by Jennifer Gonzalez
“Marching Band is sometimes an evil thing because the marching can take a student who is still developing their skills and kind of tear them apart,” said Todd Norrington, director of the Carterville school bands.
Norrington, who has directed the Carterville Marching Lions for the past 14 years, said he feels students, as well as community members, benefit from participating in a musical program.
“We get out there and do a parade or perform at an elderly home,” Norrington said. “I’ve found that we have a lot of support when we are successful, and the community takes pride in that.” Norrington says he’s come to enjoy band competitions,something he didn’t originally think he’d like.
“They want to be a part of that,” Norrington said. “If you have to put a show on for your hometown football team, it might as well be something you practice over and over again.”
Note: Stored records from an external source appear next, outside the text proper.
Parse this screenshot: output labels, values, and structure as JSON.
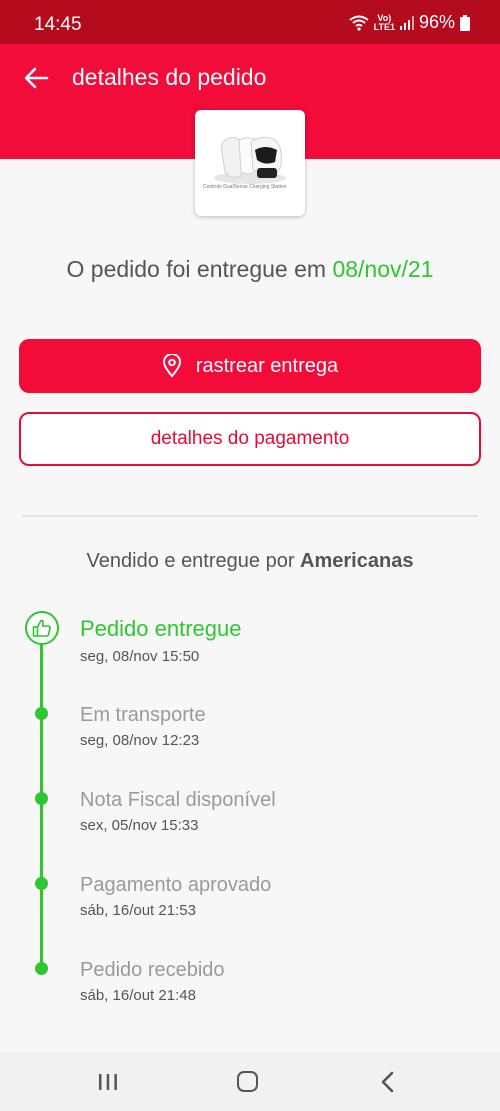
{
  "status_bar": {
    "time": "14:45",
    "network_top": "Vo)",
    "network_bottom": "LTE1",
    "battery": "96%"
  },
  "header": {
    "title": "detalhes do pedido"
  },
  "product": {
    "caption": "Controle DualSense Charging Station"
  },
  "delivery": {
    "prefix": "O pedido foi entregue em",
    "date": "08/nov/21"
  },
  "buttons": {
    "track": "rastrear entrega",
    "payment": "detalhes do pagamento"
  },
  "seller": {
    "prefix": "Vendido e entregue por",
    "name": "Americanas"
  },
  "timeline": [
    {
      "title": "Pedido entregue",
      "date": "seg, 08/nov 15:50"
    },
    {
      "title": "Em transporte",
      "date": "seg, 08/nov 12:23"
    },
    {
      "title": "Nota Fiscal disponível",
      "date": "sex, 05/nov 15:33"
    },
    {
      "title": "Pagamento aprovado",
      "date": "sáb, 16/out 21:53"
    },
    {
      "title": "Pedido recebido",
      "date": "sáb, 16/out 21:48"
    }
  ],
  "colors": {
    "brand": "#f30b3a",
    "status_bar": "#b40b1f",
    "success": "#2fc72f"
  },
  "icons": [
    "wifi-icon",
    "signal-icon",
    "battery-icon",
    "back-arrow-icon",
    "location-pin-icon",
    "thumbs-up-icon",
    "recent-apps-icon",
    "home-icon",
    "nav-back-icon"
  ]
}
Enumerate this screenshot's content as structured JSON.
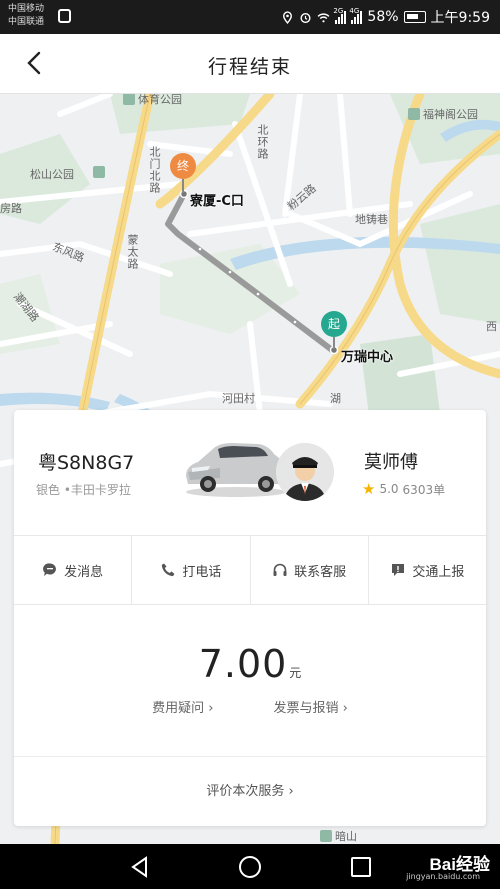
{
  "status_bar": {
    "carrier1": "中国移动",
    "carrier2": "中国联通",
    "network1": "2G",
    "network2": "4G",
    "battery": "58%",
    "time": "上午9:59"
  },
  "header": {
    "title": "行程结束"
  },
  "map": {
    "labels": {
      "tiyu_park": "体育公园",
      "songshan_park": "松山公园",
      "fushen_park": "福神阁公园",
      "beihuan_road": "北环路",
      "beili_road": "北门北路",
      "mengtai_road": "蒙太路",
      "dongfeng_road": "东风路",
      "chaohu_road": "潮湖路",
      "heyun_road": "粉云路",
      "fang_road": "房路",
      "ditu_road": "地铸巷",
      "hetian": "河田村",
      "west": "西",
      "hu": "湖",
      "anshan": "暗山"
    },
    "end_marker": "终",
    "start_marker": "起",
    "end_place": "寮厦-C口",
    "start_place": "万瑞中心"
  },
  "trip": {
    "plate": "粤S8N8G7",
    "car_desc": "银色 •丰田卡罗拉",
    "driver_name": "莫师傅",
    "rating": "5.0",
    "orders": "6303单"
  },
  "actions": [
    {
      "label": "发消息",
      "icon": "message-icon"
    },
    {
      "label": "打电话",
      "icon": "phone-icon"
    },
    {
      "label": "联系客服",
      "icon": "headset-icon"
    },
    {
      "label": "交通上报",
      "icon": "report-icon"
    }
  ],
  "fare": {
    "amount": "7.00",
    "unit": "元",
    "question_link": "费用疑问",
    "invoice_link": "发票与报销",
    "rate_service": "评价本次服务"
  },
  "watermark": {
    "main": "Bai经验",
    "sub": "jingyan.baidu.com"
  },
  "colors": {
    "end_marker": "#ef8a42",
    "start_marker": "#25a88f",
    "route": "#9a9a9a",
    "road_major": "#f7d98a",
    "star": "#f5b400"
  }
}
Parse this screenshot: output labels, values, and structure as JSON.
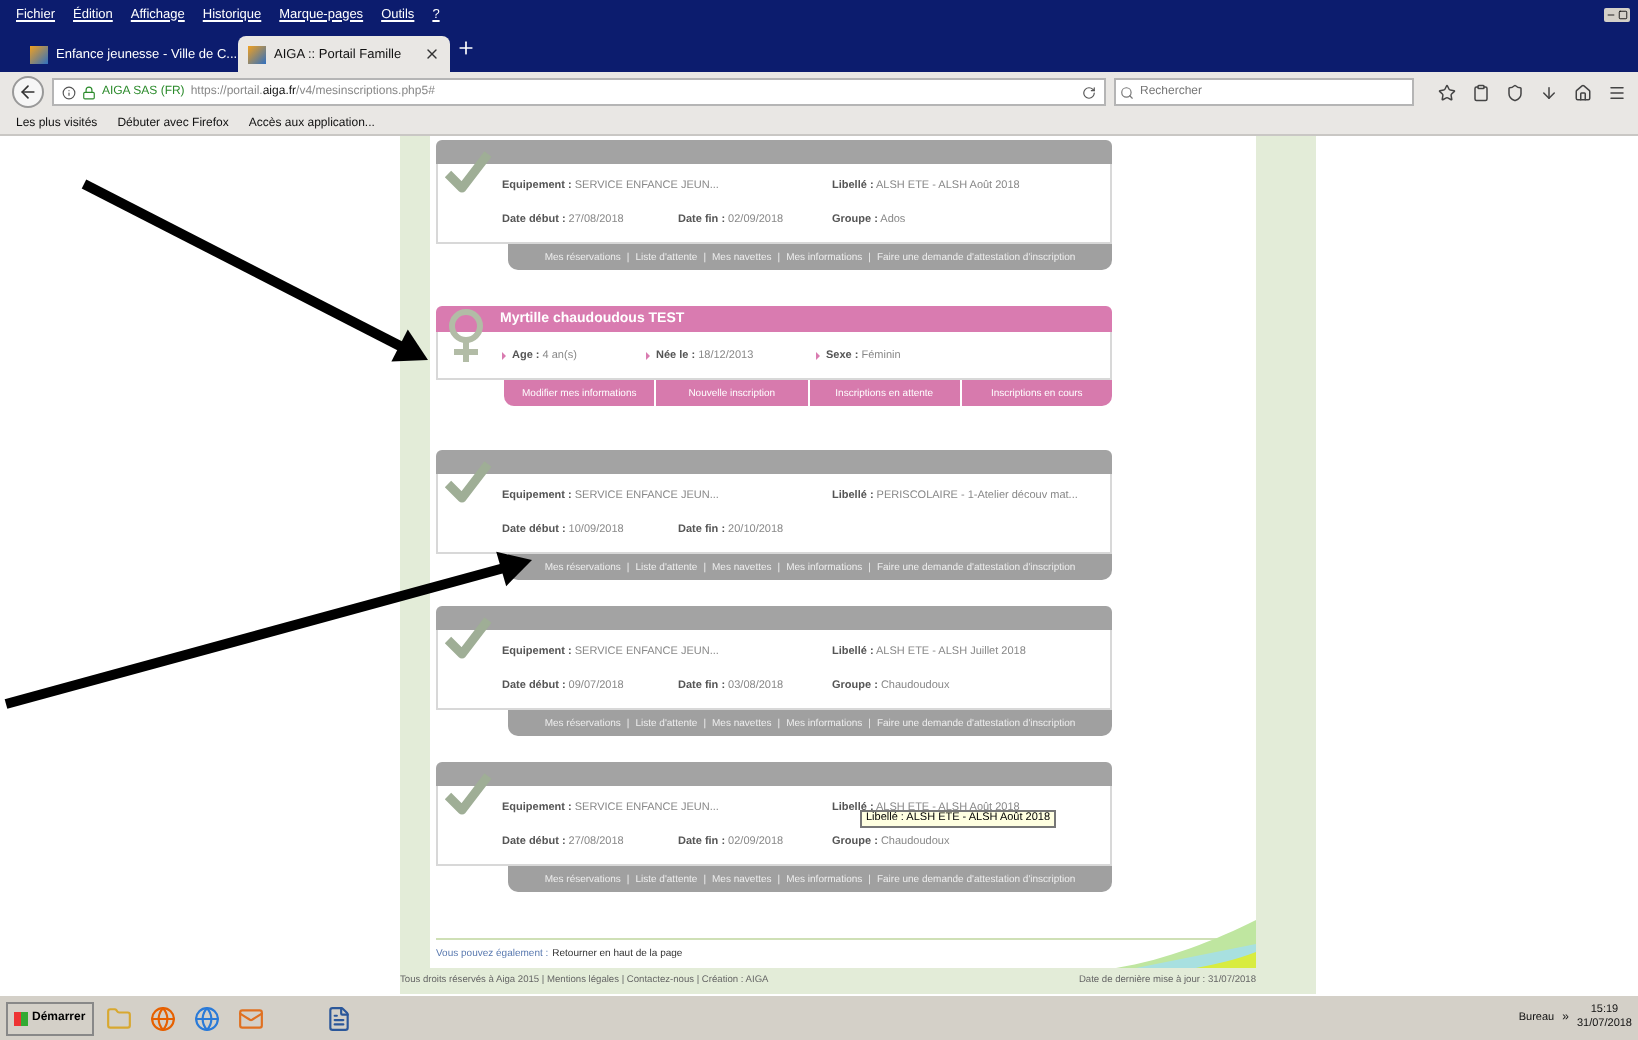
{
  "browser": {
    "menu": [
      "Fichier",
      "Édition",
      "Affichage",
      "Historique",
      "Marque-pages",
      "Outils",
      "?"
    ],
    "tabs": [
      {
        "label": "Enfance jeunesse - Ville de C...",
        "selected": false
      },
      {
        "label": "AIGA :: Portail Famille",
        "selected": true
      }
    ],
    "site_identity": "AIGA SAS (FR)",
    "url": "https://portail.**aiga.fr**/v4/mesinscriptions.php5#",
    "search": {
      "placeholder": "Rechercher"
    },
    "bookmarks": [
      "Les plus visités",
      "Débuter avec Firefox",
      "Accès aux application..."
    ]
  },
  "page": {
    "link_separator": "|",
    "cards": [
      {
        "kind": "inscription",
        "rows": [
          [
            "**Equipement :** SERVICE ENFANCE JEUN...",
            "",
            "**Libellé :** ALSH ETE - ALSH Août 2018"
          ],
          [
            "**Date début :** 27/08/2018",
            "**Date fin :** 02/09/2018",
            "**Groupe :** Ados"
          ]
        ],
        "links": [
          "Mes réservations",
          "Liste d'attente",
          "Mes navettes",
          "Mes informations",
          "Faire une demande d'attestation d'inscription"
        ]
      },
      {
        "kind": "child",
        "name": "Myrtille chaudoudous TEST",
        "facts": [
          "**Age :** 4 an(s)",
          "**Née le :** 18/12/2013",
          "**Sexe :** Féminin"
        ],
        "actions": [
          "Modifier mes informations",
          "Nouvelle inscription",
          "Inscriptions en attente",
          "Inscriptions en cours"
        ]
      },
      {
        "kind": "inscription",
        "rows": [
          [
            "**Equipement :** SERVICE ENFANCE JEUN...",
            "",
            "**Libellé :** PERISCOLAIRE - 1-Atelier découv mat..."
          ],
          [
            "**Date début :** 10/09/2018",
            "**Date fin :** 20/10/2018"
          ]
        ],
        "links": [
          "Mes réservations",
          "Liste d'attente",
          "Mes navettes",
          "Mes informations",
          "Faire une demande d'attestation d'inscription"
        ]
      },
      {
        "kind": "inscription",
        "rows": [
          [
            "**Equipement :** SERVICE ENFANCE JEUN...",
            "",
            "**Libellé :** ALSH ETE - ALSH Juillet 2018"
          ],
          [
            "**Date début :** 09/07/2018",
            "**Date fin :** 03/08/2018",
            "**Groupe :** Chaudoudoux"
          ]
        ],
        "links": [
          "Mes réservations",
          "Liste d'attente",
          "Mes navettes",
          "Mes informations",
          "Faire une demande d'attestation d'inscription"
        ]
      },
      {
        "kind": "inscription",
        "rows": [
          [
            "**Equipement :** SERVICE ENFANCE JEUN...",
            "",
            "**Libellé :** ALSH ETE - ALSH Août 2018"
          ],
          [
            "**Date début :** 27/08/2018",
            "**Date fin :** 02/09/2018",
            "**Groupe :** Chaudoudoux"
          ]
        ],
        "links": [
          "Mes réservations",
          "Liste d'attente",
          "Mes navettes",
          "Mes informations",
          "Faire une demande d'attestation d'inscription"
        ],
        "tooltip": "Libellé : ALSH ETE - ALSH Août 2018"
      }
    ],
    "also": {
      "label": "Vous pouvez également :",
      "link": "Retourner en haut de la page"
    },
    "footer": {
      "left": "Tous droits réservés à Aiga 2015 | Mentions légales | Contactez-nous | Création : AIGA",
      "right": "Date de dernière mise à jour : 31/07/2018"
    }
  },
  "taskbar": {
    "start": "Démarrer",
    "toolbar_label": "Bureau",
    "overflow": "»",
    "time": "15:19",
    "date": "31/07/2018"
  }
}
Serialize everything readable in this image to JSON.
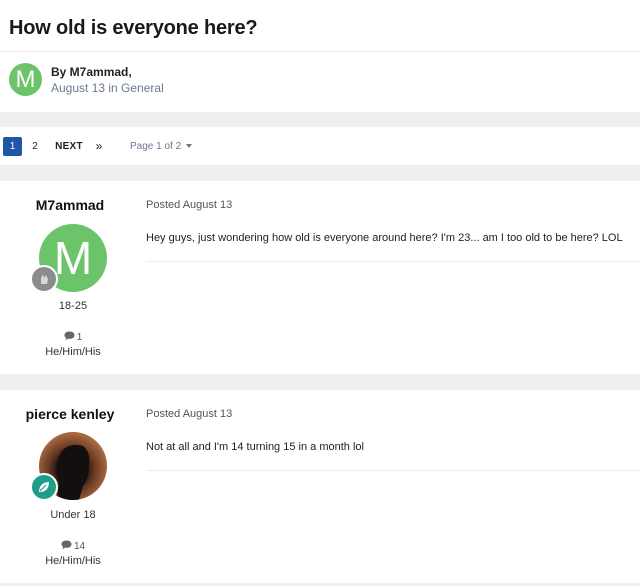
{
  "topic": {
    "title": "How old is everyone here?",
    "by_line": "By M7ammad,",
    "meta": "August 13 in General",
    "author_initial": "M"
  },
  "pagination": {
    "page1": "1",
    "page2": "2",
    "next": "NEXT",
    "last": "»",
    "page_of": "Page 1 of 2"
  },
  "posts": [
    {
      "author": "M7ammad",
      "avatar_initial": "M",
      "group": "18-25",
      "post_count": "1",
      "pronouns": "He/Him/His",
      "posted": "Posted August 13",
      "body": "Hey guys, just wondering how old is everyone around here? I'm 23... am I too old to be here? LOL"
    },
    {
      "author": "pierce kenley",
      "group": "Under 18",
      "post_count": "14",
      "pronouns": "He/Him/His",
      "posted": "Posted August 13",
      "body": "Not at all and I'm 14 turning 15 in a month lol"
    }
  ],
  "colors": {
    "accent": "#1f57a6",
    "avatar_green": "#6cc46a",
    "badge_teal": "#1e9e88"
  }
}
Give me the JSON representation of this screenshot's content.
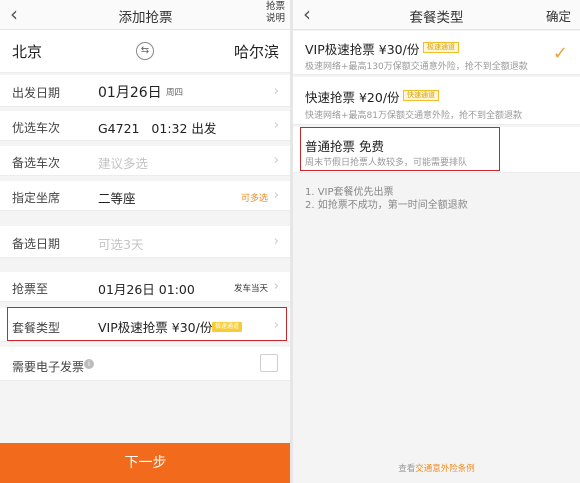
{
  "left": {
    "header": {
      "back_icon": "‹",
      "title": "添加抢票",
      "right_line1": "抢票",
      "right_line2": "说明"
    },
    "route": {
      "from": "北京",
      "to": "哈尔滨",
      "swap_icon": "⇆"
    },
    "rows": {
      "date": {
        "label": "出发日期",
        "value": "01月26日",
        "weekday": "周四"
      },
      "train": {
        "label": "优选车次",
        "value": "G4721   01:32 出发"
      },
      "alt_train": {
        "label": "备选车次",
        "placeholder": "建议多选"
      },
      "seat": {
        "label": "指定坐席",
        "value": "二等座",
        "hint": "可多选"
      },
      "alt_date": {
        "label": "备选日期",
        "placeholder": "可选3天"
      },
      "grab_until": {
        "label": "抢票至",
        "value": "01月26日 01:00",
        "hint": "发车当天"
      },
      "package": {
        "label": "套餐类型",
        "value": "VIP极速抢票 ¥30/份",
        "badge": "极速通道"
      },
      "invoice": {
        "label": "需要电子发票",
        "info_icon": "i"
      }
    },
    "next_button": "下一步"
  },
  "right": {
    "header": {
      "back_icon": "‹",
      "title": "套餐类型",
      "confirm": "确定"
    },
    "options": [
      {
        "name": "VIP极速抢票 ¥30/份",
        "badge": "极速通道",
        "desc": "极速网络+最高130万保额交通意外险，抢不到全额退款",
        "selected": true
      },
      {
        "name": "快速抢票 ¥20/份",
        "badge": "快速通道",
        "desc": "快速网络+最高81万保额交通意外险，抢不到全额退款",
        "selected": false
      },
      {
        "name": "普通抢票 免费",
        "desc": "周末节假日抢票人数较多，可能需要排队",
        "selected": false
      }
    ],
    "check_icon": "✓",
    "notes": [
      "1. VIP套餐优先出票",
      "2. 如抢票不成功，第一时间全额退款"
    ],
    "footer": {
      "prefix": "查看",
      "link": "交通意外险条例"
    }
  },
  "colors": {
    "accent_orange": "#f26a1b",
    "highlight_red": "#c8282c",
    "badge_yellow": "#f7cc36",
    "link_orange": "#f08a1c"
  }
}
Music first, feet second – Norrington says he tries to enforce the same fundamentals he learned in high school and college. “The kids feel like they’re doing this for a reason when they compete – it makes it all worthwhile.”